# [Given data]
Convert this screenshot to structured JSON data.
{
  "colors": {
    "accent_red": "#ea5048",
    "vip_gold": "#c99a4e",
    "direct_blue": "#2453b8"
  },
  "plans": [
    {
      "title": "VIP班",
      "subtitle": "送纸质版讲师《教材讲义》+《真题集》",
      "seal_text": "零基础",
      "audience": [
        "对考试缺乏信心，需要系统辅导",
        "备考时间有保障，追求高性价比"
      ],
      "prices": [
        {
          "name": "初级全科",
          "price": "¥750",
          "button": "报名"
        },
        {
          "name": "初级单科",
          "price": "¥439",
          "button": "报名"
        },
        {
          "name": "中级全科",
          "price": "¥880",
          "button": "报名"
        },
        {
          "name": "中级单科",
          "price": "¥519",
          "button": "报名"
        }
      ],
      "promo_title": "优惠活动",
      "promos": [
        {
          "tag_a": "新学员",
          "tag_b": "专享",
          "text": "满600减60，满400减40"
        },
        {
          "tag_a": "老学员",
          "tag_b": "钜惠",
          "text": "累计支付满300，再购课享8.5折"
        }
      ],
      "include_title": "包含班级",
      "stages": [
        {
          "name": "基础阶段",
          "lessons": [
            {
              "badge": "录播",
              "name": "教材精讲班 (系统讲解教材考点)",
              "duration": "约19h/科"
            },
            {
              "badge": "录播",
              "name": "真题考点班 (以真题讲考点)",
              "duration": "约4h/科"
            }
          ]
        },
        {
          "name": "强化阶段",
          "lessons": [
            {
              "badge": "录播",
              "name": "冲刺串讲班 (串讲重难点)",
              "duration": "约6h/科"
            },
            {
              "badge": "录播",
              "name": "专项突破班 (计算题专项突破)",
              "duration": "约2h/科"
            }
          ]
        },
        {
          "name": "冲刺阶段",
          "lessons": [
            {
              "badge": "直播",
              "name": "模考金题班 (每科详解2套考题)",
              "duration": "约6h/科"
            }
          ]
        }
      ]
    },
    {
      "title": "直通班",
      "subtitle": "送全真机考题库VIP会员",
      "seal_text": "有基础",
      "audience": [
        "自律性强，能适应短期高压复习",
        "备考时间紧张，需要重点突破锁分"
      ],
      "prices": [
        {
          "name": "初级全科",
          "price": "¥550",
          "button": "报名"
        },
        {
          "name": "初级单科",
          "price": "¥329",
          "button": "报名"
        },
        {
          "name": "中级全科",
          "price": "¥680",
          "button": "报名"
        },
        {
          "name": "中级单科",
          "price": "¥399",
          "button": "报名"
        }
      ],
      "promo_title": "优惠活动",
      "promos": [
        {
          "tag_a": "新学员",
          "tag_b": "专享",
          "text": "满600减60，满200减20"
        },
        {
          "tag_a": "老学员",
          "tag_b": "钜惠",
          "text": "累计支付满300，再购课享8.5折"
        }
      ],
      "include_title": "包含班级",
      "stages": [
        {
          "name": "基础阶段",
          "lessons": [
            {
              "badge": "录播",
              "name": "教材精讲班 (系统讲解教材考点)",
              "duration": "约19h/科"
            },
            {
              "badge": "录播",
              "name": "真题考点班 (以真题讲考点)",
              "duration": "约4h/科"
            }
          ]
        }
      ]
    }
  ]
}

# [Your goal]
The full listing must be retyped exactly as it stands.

# [Response to this task]
Convert this screenshot to structured JSON data.
{
  "colors": {
    "accent_red": "#ea5048",
    "vip_gold": "#c99a4e",
    "direct_blue": "#2453b8"
  },
  "plans": [
    {
      "title": "VIP班",
      "subtitle": "送纸质版讲师《教材讲义》+《真题集》",
      "seal_text": "零基础",
      "audience": [
        "对考试缺乏信心，需要系统辅导",
        "备考时间有保障，追求高性价比"
      ],
      "prices": [
        {
          "name": "初级全科",
          "price": "¥750",
          "button": "报名"
        },
        {
          "name": "初级单科",
          "price": "¥439",
          "button": "报名"
        },
        {
          "name": "中级全科",
          "price": "¥880",
          "button": "报名"
        },
        {
          "name": "中级单科",
          "price": "¥519",
          "button": "报名"
        }
      ],
      "promo_title": "优惠活动",
      "promos": [
        {
          "tag_a": "新学员",
          "tag_b": "专享",
          "text": "满600减60，满400减40"
        },
        {
          "tag_a": "老学员",
          "tag_b": "钜惠",
          "text": "累计支付满300，再购课享8.5折"
        }
      ],
      "include_title": "包含班级",
      "stages": [
        {
          "name": "基础阶段",
          "lessons": [
            {
              "badge": "录播",
              "name": "教材精讲班 (系统讲解教材考点)",
              "duration": "约19h/科"
            },
            {
              "badge": "录播",
              "name": "真题考点班 (以真题讲考点)",
              "duration": "约4h/科"
            }
          ]
        },
        {
          "name": "强化阶段",
          "lessons": [
            {
              "badge": "录播",
              "name": "冲刺串讲班 (串讲重难点)",
              "duration": "约6h/科"
            },
            {
              "badge": "录播",
              "name": "专项突破班 (计算题专项突破)",
              "duration": "约2h/科"
            }
          ]
        },
        {
          "name": "冲刺阶段",
          "lessons": [
            {
              "badge": "直播",
              "name": "模考金题班 (每科详解2套考题)",
              "duration": "约6h/科"
            }
          ]
        }
      ]
    },
    {
      "title": "直通班",
      "subtitle": "送全真机考题库VIP会员",
      "seal_text": "有基础",
      "audience": [
        "自律性强，能适应短期高压复习",
        "备考时间紧张，需要重点突破锁分"
      ],
      "prices": [
        {
          "name": "初级全科",
          "price": "¥550",
          "button": "报名"
        },
        {
          "name": "初级单科",
          "price": "¥329",
          "button": "报名"
        },
        {
          "name": "中级全科",
          "price": "¥680",
          "button": "报名"
        },
        {
          "name": "中级单科",
          "price": "¥399",
          "button": "报名"
        }
      ],
      "promo_title": "优惠活动",
      "promos": [
        {
          "tag_a": "新学员",
          "tag_b": "专享",
          "text": "满600减60，满200减20"
        },
        {
          "tag_a": "老学员",
          "tag_b": "钜惠",
          "text": "累计支付满300，再购课享8.5折"
        }
      ],
      "include_title": "包含班级",
      "stages": [
        {
          "name": "基础阶段",
          "lessons": [
            {
              "badge": "录播",
              "name": "教材精讲班 (系统讲解教材考点)",
              "duration": "约19h/科"
            },
            {
              "badge": "录播",
              "name": "真题考点班 (以真题讲考点)",
              "duration": "约4h/科"
            }
          ]
        }
      ]
    }
  ]
}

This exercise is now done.